A primary way in which FPGA applications tend to get their blindingly fast performance is through overlapping loop iterations in time – known variously as loop pipelining or software pipelining. These days, you can expect high-level synthesis tools to do this for you. Sometimes.

Unfortunately there are cases where the tools can’t get squeeze out performance. This paper addresses two such cases in a unified framework. The first is the case where some pesky loop iterations get in the way. Consider this trivial example:


for( int i=0; i&amp;lt;N; i++ )
A[2*i] = A[i] + 0.5f;



In this case the early loop iterations are the problematic ones because A[2] depends on A[1], A[4] on A[2], etc. These tight dependences hinder pipelining, leading existing HLS tools to throw in the towel.

The second case is where there are loop invariant parameters that are not known until the loop executes. Consider the case:


for( int i=0; i&amp;amp;lt;N; i++ )
A[i+m] = A[i] + 0.5f;

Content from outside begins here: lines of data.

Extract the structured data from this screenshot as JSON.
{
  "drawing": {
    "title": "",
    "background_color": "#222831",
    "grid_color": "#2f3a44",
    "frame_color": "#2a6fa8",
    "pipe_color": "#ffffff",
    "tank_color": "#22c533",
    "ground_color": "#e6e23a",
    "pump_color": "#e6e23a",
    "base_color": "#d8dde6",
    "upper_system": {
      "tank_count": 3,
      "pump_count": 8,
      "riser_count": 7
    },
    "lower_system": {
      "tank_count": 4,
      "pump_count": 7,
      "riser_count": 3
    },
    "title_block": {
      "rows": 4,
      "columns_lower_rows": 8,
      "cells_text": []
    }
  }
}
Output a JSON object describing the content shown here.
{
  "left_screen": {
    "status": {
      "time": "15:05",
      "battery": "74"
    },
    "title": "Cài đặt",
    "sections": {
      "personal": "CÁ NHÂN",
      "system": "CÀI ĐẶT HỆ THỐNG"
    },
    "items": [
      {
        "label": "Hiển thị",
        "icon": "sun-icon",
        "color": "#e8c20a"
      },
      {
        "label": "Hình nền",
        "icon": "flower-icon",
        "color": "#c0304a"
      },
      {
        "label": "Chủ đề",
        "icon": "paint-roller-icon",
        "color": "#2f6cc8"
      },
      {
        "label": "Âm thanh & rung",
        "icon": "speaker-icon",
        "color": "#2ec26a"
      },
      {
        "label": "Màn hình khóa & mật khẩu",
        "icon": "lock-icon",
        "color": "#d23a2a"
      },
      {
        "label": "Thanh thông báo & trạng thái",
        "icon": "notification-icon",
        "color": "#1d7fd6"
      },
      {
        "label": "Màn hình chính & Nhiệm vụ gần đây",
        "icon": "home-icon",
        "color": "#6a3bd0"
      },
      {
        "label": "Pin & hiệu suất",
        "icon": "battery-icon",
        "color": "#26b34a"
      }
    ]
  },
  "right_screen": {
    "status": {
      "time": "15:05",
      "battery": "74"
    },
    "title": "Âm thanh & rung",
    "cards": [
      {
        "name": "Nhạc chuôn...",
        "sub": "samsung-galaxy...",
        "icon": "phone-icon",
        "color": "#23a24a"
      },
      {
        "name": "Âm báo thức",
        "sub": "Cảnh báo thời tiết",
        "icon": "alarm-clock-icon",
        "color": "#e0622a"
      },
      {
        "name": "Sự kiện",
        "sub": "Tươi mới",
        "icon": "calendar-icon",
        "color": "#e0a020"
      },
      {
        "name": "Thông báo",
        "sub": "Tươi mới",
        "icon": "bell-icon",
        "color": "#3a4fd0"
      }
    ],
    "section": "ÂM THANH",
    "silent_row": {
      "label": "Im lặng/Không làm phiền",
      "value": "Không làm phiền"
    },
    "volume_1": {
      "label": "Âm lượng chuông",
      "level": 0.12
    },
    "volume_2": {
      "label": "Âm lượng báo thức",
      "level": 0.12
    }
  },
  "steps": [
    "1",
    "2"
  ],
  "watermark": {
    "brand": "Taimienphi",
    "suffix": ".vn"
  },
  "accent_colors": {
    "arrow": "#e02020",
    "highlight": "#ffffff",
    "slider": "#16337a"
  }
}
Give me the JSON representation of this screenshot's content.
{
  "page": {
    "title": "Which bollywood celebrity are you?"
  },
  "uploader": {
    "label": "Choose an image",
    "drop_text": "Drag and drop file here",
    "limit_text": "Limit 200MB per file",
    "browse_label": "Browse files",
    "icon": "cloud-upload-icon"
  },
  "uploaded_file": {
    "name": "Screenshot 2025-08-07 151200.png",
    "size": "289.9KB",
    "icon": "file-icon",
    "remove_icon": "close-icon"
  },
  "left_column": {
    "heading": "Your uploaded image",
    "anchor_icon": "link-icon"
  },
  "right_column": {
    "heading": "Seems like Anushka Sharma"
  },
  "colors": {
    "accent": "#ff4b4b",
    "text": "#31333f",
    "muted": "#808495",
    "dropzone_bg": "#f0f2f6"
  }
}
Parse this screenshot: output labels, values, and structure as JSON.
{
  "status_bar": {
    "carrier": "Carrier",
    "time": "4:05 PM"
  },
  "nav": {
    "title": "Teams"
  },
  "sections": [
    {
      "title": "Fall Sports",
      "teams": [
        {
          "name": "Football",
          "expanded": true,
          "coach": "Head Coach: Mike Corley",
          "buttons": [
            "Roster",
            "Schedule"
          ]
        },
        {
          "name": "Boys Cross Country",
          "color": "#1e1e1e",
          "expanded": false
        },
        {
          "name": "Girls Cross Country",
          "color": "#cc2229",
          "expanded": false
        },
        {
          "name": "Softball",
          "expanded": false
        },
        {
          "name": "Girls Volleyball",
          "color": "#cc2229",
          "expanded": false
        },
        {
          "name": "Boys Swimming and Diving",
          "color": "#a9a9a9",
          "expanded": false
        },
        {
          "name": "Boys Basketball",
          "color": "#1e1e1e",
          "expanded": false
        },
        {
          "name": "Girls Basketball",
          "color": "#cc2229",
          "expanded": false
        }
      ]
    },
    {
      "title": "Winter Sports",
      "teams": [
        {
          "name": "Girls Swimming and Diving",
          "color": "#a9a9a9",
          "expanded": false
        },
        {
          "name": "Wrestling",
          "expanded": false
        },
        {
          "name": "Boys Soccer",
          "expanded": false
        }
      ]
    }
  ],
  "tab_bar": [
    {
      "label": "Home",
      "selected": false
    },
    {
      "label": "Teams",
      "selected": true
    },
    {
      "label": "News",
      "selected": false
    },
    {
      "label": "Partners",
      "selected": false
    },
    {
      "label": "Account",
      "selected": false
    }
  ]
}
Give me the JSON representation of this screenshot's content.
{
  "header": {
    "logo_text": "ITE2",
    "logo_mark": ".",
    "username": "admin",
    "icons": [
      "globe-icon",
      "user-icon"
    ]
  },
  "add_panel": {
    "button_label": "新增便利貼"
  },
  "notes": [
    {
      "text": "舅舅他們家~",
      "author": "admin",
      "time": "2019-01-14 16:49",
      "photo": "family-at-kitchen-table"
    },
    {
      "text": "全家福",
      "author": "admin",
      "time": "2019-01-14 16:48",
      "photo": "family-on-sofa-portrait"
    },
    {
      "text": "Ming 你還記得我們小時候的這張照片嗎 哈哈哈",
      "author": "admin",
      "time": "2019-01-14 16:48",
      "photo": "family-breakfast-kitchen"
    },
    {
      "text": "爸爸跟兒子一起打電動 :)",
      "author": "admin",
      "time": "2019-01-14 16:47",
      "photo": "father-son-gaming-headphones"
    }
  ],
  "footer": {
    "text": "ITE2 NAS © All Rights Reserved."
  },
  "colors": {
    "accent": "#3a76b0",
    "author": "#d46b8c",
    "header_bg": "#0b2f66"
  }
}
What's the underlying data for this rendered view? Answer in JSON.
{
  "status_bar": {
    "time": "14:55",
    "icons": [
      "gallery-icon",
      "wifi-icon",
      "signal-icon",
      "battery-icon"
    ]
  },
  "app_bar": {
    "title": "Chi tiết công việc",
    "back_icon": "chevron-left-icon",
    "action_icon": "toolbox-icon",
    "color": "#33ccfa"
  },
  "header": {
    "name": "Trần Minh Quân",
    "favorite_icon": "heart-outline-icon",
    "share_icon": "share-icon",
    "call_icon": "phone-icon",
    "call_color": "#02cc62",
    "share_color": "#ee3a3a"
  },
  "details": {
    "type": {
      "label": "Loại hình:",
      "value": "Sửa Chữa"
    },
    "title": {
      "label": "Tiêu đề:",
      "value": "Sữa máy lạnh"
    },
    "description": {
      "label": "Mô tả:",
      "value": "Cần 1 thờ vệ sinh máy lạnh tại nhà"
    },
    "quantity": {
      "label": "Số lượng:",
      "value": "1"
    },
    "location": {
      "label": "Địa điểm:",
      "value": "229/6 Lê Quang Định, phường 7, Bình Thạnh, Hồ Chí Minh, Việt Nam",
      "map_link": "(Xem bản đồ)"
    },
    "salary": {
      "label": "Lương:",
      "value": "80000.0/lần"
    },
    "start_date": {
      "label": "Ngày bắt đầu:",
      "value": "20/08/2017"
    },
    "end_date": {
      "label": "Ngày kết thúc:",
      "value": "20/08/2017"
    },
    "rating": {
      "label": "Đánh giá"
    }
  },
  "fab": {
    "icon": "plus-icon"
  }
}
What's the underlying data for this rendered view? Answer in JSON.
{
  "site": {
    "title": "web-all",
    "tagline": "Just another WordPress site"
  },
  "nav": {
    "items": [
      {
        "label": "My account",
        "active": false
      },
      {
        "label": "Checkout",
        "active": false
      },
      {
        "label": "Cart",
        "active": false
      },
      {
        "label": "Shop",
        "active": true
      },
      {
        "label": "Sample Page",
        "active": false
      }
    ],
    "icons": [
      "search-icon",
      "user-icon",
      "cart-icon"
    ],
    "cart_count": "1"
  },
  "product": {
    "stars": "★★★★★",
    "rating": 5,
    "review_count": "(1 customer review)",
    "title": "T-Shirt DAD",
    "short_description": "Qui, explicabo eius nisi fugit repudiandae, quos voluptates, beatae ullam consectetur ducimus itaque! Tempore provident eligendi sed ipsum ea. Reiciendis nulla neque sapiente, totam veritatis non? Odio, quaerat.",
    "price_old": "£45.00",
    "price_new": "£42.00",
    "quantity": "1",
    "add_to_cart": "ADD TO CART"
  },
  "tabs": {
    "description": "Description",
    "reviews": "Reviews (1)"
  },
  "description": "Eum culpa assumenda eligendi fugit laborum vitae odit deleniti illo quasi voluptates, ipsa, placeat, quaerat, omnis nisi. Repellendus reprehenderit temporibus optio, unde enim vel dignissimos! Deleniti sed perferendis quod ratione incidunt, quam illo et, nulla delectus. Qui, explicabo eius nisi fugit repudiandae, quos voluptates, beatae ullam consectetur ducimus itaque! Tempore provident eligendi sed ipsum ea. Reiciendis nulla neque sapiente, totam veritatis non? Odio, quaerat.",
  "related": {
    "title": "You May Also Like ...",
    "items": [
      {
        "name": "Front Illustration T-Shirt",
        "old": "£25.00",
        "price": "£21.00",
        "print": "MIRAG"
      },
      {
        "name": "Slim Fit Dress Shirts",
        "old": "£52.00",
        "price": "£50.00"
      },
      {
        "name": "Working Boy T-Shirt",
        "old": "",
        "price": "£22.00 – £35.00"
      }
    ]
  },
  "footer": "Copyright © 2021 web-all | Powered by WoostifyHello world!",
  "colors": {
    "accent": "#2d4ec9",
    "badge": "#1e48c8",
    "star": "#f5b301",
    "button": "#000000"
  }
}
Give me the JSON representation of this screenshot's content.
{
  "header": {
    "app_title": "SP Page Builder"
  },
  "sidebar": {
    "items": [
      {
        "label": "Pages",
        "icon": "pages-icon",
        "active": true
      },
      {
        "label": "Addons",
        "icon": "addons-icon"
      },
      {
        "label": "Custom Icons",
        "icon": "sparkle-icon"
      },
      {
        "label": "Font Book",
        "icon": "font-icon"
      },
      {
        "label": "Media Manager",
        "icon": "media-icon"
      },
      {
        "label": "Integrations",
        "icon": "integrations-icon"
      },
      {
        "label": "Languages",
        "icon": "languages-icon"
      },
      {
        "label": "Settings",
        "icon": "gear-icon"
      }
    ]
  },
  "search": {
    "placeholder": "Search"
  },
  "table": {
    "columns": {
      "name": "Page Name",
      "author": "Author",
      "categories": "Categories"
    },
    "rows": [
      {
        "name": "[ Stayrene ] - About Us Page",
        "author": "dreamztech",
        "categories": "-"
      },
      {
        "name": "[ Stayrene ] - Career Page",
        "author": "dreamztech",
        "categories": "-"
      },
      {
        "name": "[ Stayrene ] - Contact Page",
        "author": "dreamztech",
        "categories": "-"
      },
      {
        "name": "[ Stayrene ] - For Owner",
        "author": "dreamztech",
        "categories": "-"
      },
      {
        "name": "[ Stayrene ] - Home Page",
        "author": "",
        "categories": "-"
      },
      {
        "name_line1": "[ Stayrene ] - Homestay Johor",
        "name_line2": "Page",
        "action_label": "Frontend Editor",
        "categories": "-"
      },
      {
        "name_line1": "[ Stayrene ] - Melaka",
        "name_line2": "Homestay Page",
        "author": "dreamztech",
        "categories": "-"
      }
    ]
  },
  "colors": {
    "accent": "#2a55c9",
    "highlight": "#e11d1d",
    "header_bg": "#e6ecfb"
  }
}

Without knowing the value of m at compile time, the dependence structure is unknown – we might have no read-after-write dependences, tight read-after-write dependences, or the dependences might be so many iterations away that we just don’t care and can pipeline away to our heart’s content. A limited version of this latter issue was addressed in Junyi’s earlier paper, the predecessor of this work.

In the new FCCM 2016 paper, we show that both these cases can be analysed using a parametric polyhedral framework, and show that we can automatically derive source-to-source transformations to significantly accelerate the loops in these cases. The end result? A push button approach that could gain you a factor of more than 4x in performance if your pipelining is being stymied by pesky dependences.